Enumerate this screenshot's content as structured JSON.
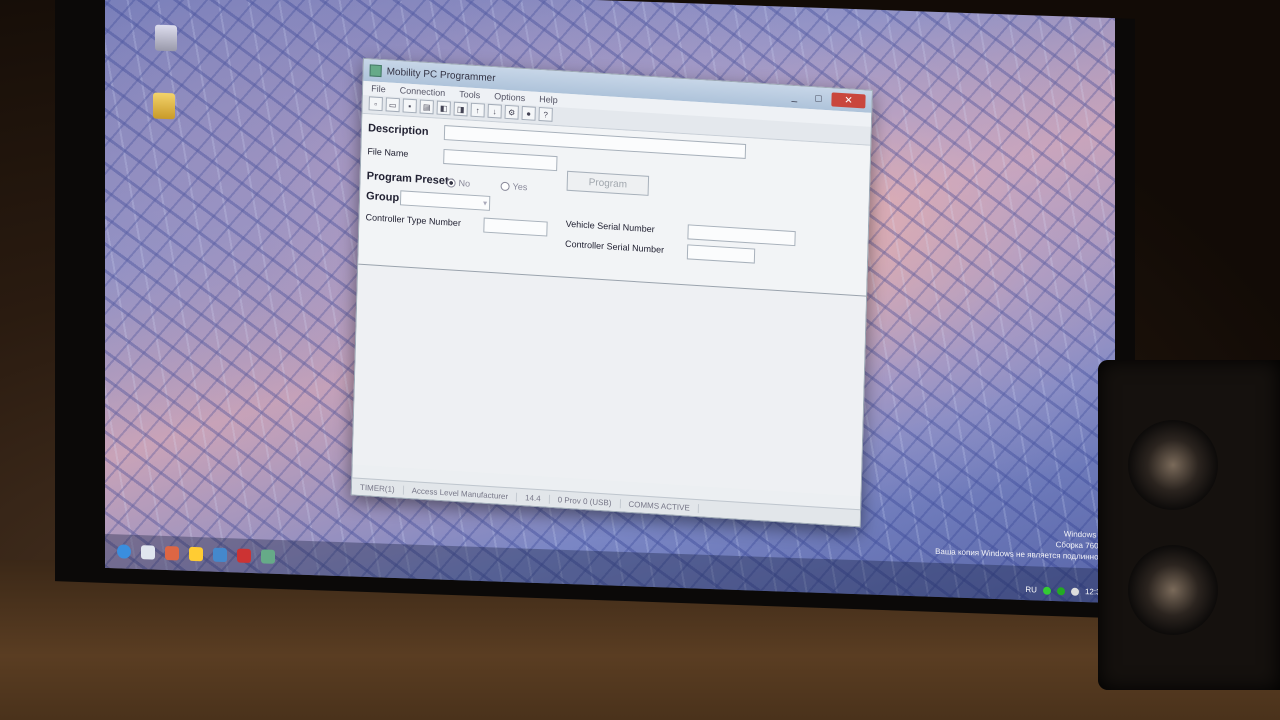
{
  "window": {
    "title": "Mobility PC Programmer",
    "controls": {
      "minimize": "_",
      "maximize": "□",
      "close": "✕"
    }
  },
  "menu": [
    "File",
    "Connection",
    "Tools",
    "Options",
    "Help"
  ],
  "toolbar_icons": [
    "new-icon",
    "open-icon",
    "save-icon",
    "print-icon",
    "read-icon",
    "write-icon",
    "up-icon",
    "down-icon",
    "settings-icon",
    "lock-icon",
    "help-icon"
  ],
  "form": {
    "description_label": "Description",
    "description_value": "",
    "file_name_label": "File Name",
    "file_name_value": "",
    "program_button": "Program",
    "program_presets_label": "Program Presets",
    "preset_no": "No",
    "preset_yes": "Yes",
    "preset_selected": "No",
    "group_label": "Group",
    "group_value": "",
    "controller_type_label": "Controller Type Number",
    "controller_type_value": "",
    "vehicle_serial_label": "Vehicle Serial Number",
    "vehicle_serial_value": "",
    "controller_serial_label": "Controller Serial Number",
    "controller_serial_value": ""
  },
  "status": {
    "s1": "TIMER(1)",
    "s2": "Access Level  Manufacturer",
    "s3": "14.4",
    "s4": "0 Prov 0 (USB)",
    "s5": "COMMS ACTIVE"
  },
  "watermark": {
    "line1": "Windows 7",
    "line2": "Сборка 7601",
    "line3": "Ваша копия Windows не является подлинной"
  },
  "tray": {
    "lang": "RU",
    "clock": "12:30"
  },
  "colors": {
    "close_button": "#c9463d",
    "wallpaper": "#7a86c4"
  }
}
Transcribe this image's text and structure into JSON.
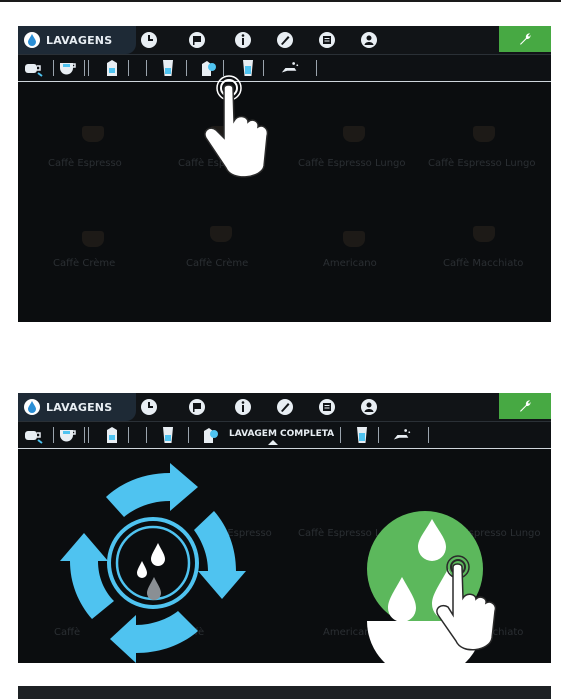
{
  "screens": [
    {
      "topbar": {
        "active_tab": "LAVAGENS",
        "icons": [
          "clock-icon",
          "flag-icon",
          "info-icon",
          "pencil-icon",
          "ticket-icon",
          "barista-icon"
        ],
        "service_icon": "wrench-icon"
      },
      "subbar": {
        "icons": [
          "coffee-rinse-icon",
          "cup-icon",
          "milk-carton-icon",
          "glass-icon",
          "milk-clean-icon",
          "glass-blue-icon",
          "hand-wash-icon"
        ]
      },
      "background_items": {
        "row1": [
          "Caffè Espresso",
          "Caffè Espresso",
          "Caffè Espresso Lungo",
          "Caffè Espresso Lungo"
        ],
        "row2": [
          "Caffè Crème",
          "Caffè Crème",
          "Americano",
          "Caffè Macchiato"
        ]
      }
    },
    {
      "topbar": {
        "active_tab": "LAVAGENS",
        "icons": [
          "clock-icon",
          "flag-icon",
          "info-icon",
          "pencil-icon",
          "ticket-icon",
          "barista-icon"
        ],
        "service_icon": "wrench-icon"
      },
      "subbar": {
        "icons": [
          "coffee-rinse-icon",
          "cup-icon",
          "milk-carton-icon",
          "glass-icon",
          "milk-clean-icon",
          "glass-blue-icon",
          "hand-wash-icon"
        ],
        "active_label": "LAVAGEM COMPLETA"
      },
      "background_items": {
        "row1": [
          "",
          "Caffè Espresso",
          "Caffè Espresso Lungo",
          "Caffè Espresso Lungo"
        ],
        "row2": [
          "Caffè",
          "Caffè",
          "Americano",
          "Caffè Macchiato"
        ]
      }
    }
  ],
  "colors": {
    "accent": "#4fc3f0",
    "confirm": "#5cb85c",
    "service": "#47a943",
    "bar": "#111417"
  }
}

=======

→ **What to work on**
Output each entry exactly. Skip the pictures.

→ **Answer section**
Enumerate this screenshot's content as structured JSON.
{
  "window": {
    "title": "Mobility PC Programmer",
    "controls": {
      "minimize": "_",
      "maximize": "□",
      "close": "✕"
    }
  },
  "menu": [
    "File",
    "Connection",
    "Tools",
    "Options",
    "Help"
  ],
  "toolbar_icons": [
    "new-icon",
    "open-icon",
    "save-icon",
    "print-icon",
    "read-icon",
    "write-icon",
    "up-icon",
    "down-icon",
    "settings-icon",
    "lock-icon",
    "help-icon"
  ],
  "form": {
    "description_label": "Description",
    "description_value": "",
    "file_name_label": "File Name",
    "file_name_value": "",
    "program_button": "Program",
    "program_presets_label": "Program Presets",
    "preset_no": "No",
    "preset_yes": "Yes",
    "preset_selected": "No",
    "group_label": "Group",
    "group_value": "",
    "controller_type_label": "Controller Type Number",
    "controller_type_value": "",
    "vehicle_serial_label": "Vehicle Serial Number",
    "vehicle_serial_value": "",
    "controller_serial_label": "Controller Serial Number",
    "controller_serial_value": ""
  },
  "status": {
    "s1": "TIMER(1)",
    "s2": "Access Level  Manufacturer",
    "s3": "14.4",
    "s4": "0 Prov 0 (USB)",
    "s5": "COMMS ACTIVE"
  },
  "watermark": {
    "line1": "Windows 7",
    "line2": "Сборка 7601",
    "line3": "Ваша копия Windows не является подлинной"
  },
  "tray": {
    "lang": "RU",
    "clock": "12:30"
  },
  "colors": {
    "close_button": "#c9463d",
    "wallpaper": "#7a86c4"
  }
}
Transcribe this image's text and structure into JSON.
{
  "screens": [
    {
      "topbar": {
        "active_tab": "LAVAGENS",
        "icons": [
          "clock-icon",
          "flag-icon",
          "info-icon",
          "pencil-icon",
          "ticket-icon",
          "barista-icon"
        ],
        "service_icon": "wrench-icon"
      },
      "subbar": {
        "icons": [
          "coffee-rinse-icon",
          "cup-icon",
          "milk-carton-icon",
          "glass-icon",
          "milk-clean-icon",
          "glass-blue-icon",
          "hand-wash-icon"
        ]
      },
      "background_items": {
        "row1": [
          "Caffè Espresso",
          "Caffè Espresso",
          "Caffè Espresso Lungo",
          "Caffè Espresso Lungo"
        ],
        "row2": [
          "Caffè Crème",
          "Caffè Crème",
          "Americano",
          "Caffè Macchiato"
        ]
      }
    },
    {
      "topbar": {
        "active_tab": "LAVAGENS",
        "icons": [
          "clock-icon",
          "flag-icon",
          "info-icon",
          "pencil-icon",
          "ticket-icon",
          "barista-icon"
        ],
        "service_icon": "wrench-icon"
      },
      "subbar": {
        "icons": [
          "coffee-rinse-icon",
          "cup-icon",
          "milk-carton-icon",
          "glass-icon",
          "milk-clean-icon",
          "glass-blue-icon",
          "hand-wash-icon"
        ],
        "active_label": "LAVAGEM COMPLETA"
      },
      "background_items": {
        "row1": [
          "",
          "Caffè Espresso",
          "Caffè Espresso Lungo",
          "Caffè Espresso Lungo"
        ],
        "row2": [
          "Caffè",
          "Caffè",
          "Americano",
          "Caffè Macchiato"
        ]
      }
    }
  ],
  "colors": {
    "accent": "#4fc3f0",
    "confirm": "#5cb85c",
    "service": "#47a943",
    "bar": "#111417"
  }
}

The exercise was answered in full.